### [Your task]
Repeat exactly each line of the data provided below.

Items from a dataset:
——

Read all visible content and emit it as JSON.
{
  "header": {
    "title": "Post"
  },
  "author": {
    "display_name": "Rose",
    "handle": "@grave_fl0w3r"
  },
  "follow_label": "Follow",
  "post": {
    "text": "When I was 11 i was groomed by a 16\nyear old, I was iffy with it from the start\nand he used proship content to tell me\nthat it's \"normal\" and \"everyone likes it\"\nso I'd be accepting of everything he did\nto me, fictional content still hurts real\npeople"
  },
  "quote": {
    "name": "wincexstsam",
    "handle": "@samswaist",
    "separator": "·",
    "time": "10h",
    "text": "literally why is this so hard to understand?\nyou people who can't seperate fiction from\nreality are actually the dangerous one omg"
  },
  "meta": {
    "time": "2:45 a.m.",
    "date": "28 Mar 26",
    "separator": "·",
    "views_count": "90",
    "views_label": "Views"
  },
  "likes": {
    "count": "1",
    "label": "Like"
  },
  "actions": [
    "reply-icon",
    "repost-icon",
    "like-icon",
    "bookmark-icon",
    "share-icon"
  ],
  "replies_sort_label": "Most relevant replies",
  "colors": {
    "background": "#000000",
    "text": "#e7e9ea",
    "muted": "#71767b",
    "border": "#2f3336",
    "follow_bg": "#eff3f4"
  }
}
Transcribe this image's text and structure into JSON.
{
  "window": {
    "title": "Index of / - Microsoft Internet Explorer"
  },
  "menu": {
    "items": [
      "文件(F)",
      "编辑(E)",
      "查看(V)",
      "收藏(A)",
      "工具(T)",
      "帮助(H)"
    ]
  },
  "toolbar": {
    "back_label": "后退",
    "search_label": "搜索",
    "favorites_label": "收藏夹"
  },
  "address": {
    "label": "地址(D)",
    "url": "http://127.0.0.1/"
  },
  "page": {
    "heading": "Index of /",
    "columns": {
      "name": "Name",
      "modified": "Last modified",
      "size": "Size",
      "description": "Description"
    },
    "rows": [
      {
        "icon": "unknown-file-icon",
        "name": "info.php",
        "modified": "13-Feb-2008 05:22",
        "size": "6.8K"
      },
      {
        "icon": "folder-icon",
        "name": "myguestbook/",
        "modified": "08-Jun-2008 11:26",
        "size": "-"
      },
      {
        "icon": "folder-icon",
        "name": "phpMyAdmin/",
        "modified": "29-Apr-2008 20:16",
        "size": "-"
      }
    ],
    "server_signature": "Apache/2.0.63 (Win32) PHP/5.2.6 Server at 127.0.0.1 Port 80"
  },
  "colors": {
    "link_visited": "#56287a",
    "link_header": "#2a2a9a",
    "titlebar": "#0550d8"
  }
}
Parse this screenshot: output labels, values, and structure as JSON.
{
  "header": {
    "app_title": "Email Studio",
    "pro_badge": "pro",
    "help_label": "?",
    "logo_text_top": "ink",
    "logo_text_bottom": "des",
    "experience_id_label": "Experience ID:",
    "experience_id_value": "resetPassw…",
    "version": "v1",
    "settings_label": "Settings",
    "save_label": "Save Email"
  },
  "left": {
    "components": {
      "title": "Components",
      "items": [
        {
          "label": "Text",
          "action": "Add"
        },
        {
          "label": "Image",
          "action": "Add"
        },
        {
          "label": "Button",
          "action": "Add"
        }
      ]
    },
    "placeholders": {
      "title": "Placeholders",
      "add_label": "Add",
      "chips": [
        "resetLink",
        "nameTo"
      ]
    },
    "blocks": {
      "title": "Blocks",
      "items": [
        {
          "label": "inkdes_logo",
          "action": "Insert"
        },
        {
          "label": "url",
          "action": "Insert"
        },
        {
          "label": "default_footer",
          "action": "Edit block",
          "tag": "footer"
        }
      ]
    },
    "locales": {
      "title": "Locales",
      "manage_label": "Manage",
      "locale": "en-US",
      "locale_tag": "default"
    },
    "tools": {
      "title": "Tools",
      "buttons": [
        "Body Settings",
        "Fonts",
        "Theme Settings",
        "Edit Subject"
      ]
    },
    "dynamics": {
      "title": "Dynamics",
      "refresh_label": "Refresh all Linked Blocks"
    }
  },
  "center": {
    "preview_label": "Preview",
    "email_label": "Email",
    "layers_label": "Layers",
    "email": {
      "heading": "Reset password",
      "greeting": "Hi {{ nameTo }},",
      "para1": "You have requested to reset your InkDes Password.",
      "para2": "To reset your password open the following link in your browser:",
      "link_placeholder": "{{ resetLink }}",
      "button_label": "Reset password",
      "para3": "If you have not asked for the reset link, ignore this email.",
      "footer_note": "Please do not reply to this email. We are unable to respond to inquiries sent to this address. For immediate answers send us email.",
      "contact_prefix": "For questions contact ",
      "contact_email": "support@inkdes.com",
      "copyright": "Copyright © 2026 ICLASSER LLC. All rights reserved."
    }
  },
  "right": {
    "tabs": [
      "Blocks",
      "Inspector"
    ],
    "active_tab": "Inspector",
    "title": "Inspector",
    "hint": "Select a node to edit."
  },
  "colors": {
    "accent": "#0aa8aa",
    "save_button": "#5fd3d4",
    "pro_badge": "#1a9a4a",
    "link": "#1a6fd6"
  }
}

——

### [Task answer]
Read all visible content and emit it as JSON.
{
  "header": {
    "title": "Post"
  },
  "author": {
    "display_name": "Rose",
    "handle": "@grave_fl0w3r"
  },
  "follow_label": "Follow",
  "post": {
    "text": "When I was 11 i was groomed by a 16\nyear old, I was iffy with it from the start\nand he used proship content to tell me\nthat it's \"normal\" and \"everyone likes it\"\nso I'd be accepting of everything he did\nto me, fictional content still hurts real\npeople"
  },
  "quote": {
    "name": "wincexstsam",
    "handle": "@samswaist",
    "separator": "·",
    "time": "10h",
    "text": "literally why is this so hard to understand?\nyou people who can't seperate fiction from\nreality are actually the dangerous one omg"
  },
  "meta": {
    "time": "2:45 a.m.",
    "date": "28 Mar 26",
    "separator": "·",
    "views_count": "90",
    "views_label": "Views"
  },
  "likes": {
    "count": "1",
    "label": "Like"
  },
  "actions": [
    "reply-icon",
    "repost-icon",
    "like-icon",
    "bookmark-icon",
    "share-icon"
  ],
  "replies_sort_label": "Most relevant replies",
  "colors": {
    "background": "#000000",
    "text": "#e7e9ea",
    "muted": "#71767b",
    "border": "#2f3336",
    "follow_bg": "#eff3f4"
  }
}
Transcribe this image's text and structure into JSON.
{
  "window": {
    "title": "Index of / - Microsoft Internet Explorer"
  },
  "menu": {
    "items": [
      "文件(F)",
      "编辑(E)",
      "查看(V)",
      "收藏(A)",
      "工具(T)",
      "帮助(H)"
    ]
  },
  "toolbar": {
    "back_label": "后退",
    "search_label": "搜索",
    "favorites_label": "收藏夹"
  },
  "address": {
    "label": "地址(D)",
    "url": "http://127.0.0.1/"
  },
  "page": {
    "heading": "Index of /",
    "columns": {
      "name": "Name",
      "modified": "Last modified",
      "size": "Size",
      "description": "Description"
    },
    "rows": [
      {
        "icon": "unknown-file-icon",
        "name": "info.php",
        "modified": "13-Feb-2008 05:22",
        "size": "6.8K"
      },
      {
        "icon": "folder-icon",
        "name": "myguestbook/",
        "modified": "08-Jun-2008 11:26",
        "size": "-"
      },
      {
        "icon": "folder-icon",
        "name": "phpMyAdmin/",
        "modified": "29-Apr-2008 20:16",
        "size": "-"
      }
    ],
    "server_signature": "Apache/2.0.63 (Win32) PHP/5.2.6 Server at 127.0.0.1 Port 80"
  },
  "colors": {
    "link_visited": "#56287a",
    "link_header": "#2a2a9a",
    "titlebar": "#0550d8"
  }
}
Parse this screenshot: output labels, values, and structure as JSON.
{
  "header": {
    "app_title": "Email Studio",
    "pro_badge": "pro",
    "help_label": "?",
    "logo_text_top": "ink",
    "logo_text_bottom": "des",
    "experience_id_label": "Experience ID:",
    "experience_id_value": "resetPassw…",
    "version": "v1",
    "settings_label": "Settings",
    "save_label": "Save Email"
  },
  "left": {
    "components": {
      "title": "Components",
      "items": [
        {
          "label": "Text",
          "action": "Add"
        },
        {
          "label": "Image",
          "action": "Add"
        },
        {
          "label": "Button",
          "action": "Add"
        }
      ]
    },
    "placeholders": {
      "title": "Placeholders",
      "add_label": "Add",
      "chips": [
        "resetLink",
        "nameTo"
      ]
    },
    "blocks": {
      "title": "Blocks",
      "items": [
        {
          "label": "inkdes_logo",
          "action": "Insert"
        },
        {
          "label": "url",
          "action": "Insert"
        },
        {
          "label": "default_footer",
          "action": "Edit block",
          "tag": "footer"
        }
      ]
    },
    "locales": {
      "title": "Locales",
      "manage_label": "Manage",
      "locale": "en-US",
      "locale_tag": "default"
    },
    "tools": {
      "title": "Tools",
      "buttons": [
        "Body Settings",
        "Fonts",
        "Theme Settings",
        "Edit Subject"
      ]
    },
    "dynamics": {
      "title": "Dynamics",
      "refresh_label": "Refresh all Linked Blocks"
    }
  },
  "center": {
    "preview_label": "Preview",
    "email_label": "Email",
    "layers_label": "Layers",
    "email": {
      "heading": "Reset password",
      "greeting": "Hi {{ nameTo }},",
      "para1": "You have requested to reset your InkDes Password.",
      "para2": "To reset your password open the following link in your browser:",
      "link_placeholder": "{{ resetLink }}",
      "button_label": "Reset password",
      "para3": "If you have not asked for the reset link, ignore this email.",
      "footer_note": "Please do not reply to this email. We are unable to respond to inquiries sent to this address. For immediate answers send us email.",
      "contact_prefix": "For questions contact ",
      "contact_email": "support@inkdes.com",
      "copyright": "Copyright © 2026 ICLASSER LLC. All rights reserved."
    }
  },
  "right": {
    "tabs": [
      "Blocks",
      "Inspector"
    ],
    "active_tab": "Inspector",
    "title": "Inspector",
    "hint": "Select a node to edit."
  },
  "colors": {
    "accent": "#0aa8aa",
    "save_button": "#5fd3d4",
    "pro_badge": "#1a9a4a",
    "link": "#1a6fd6"
  }
}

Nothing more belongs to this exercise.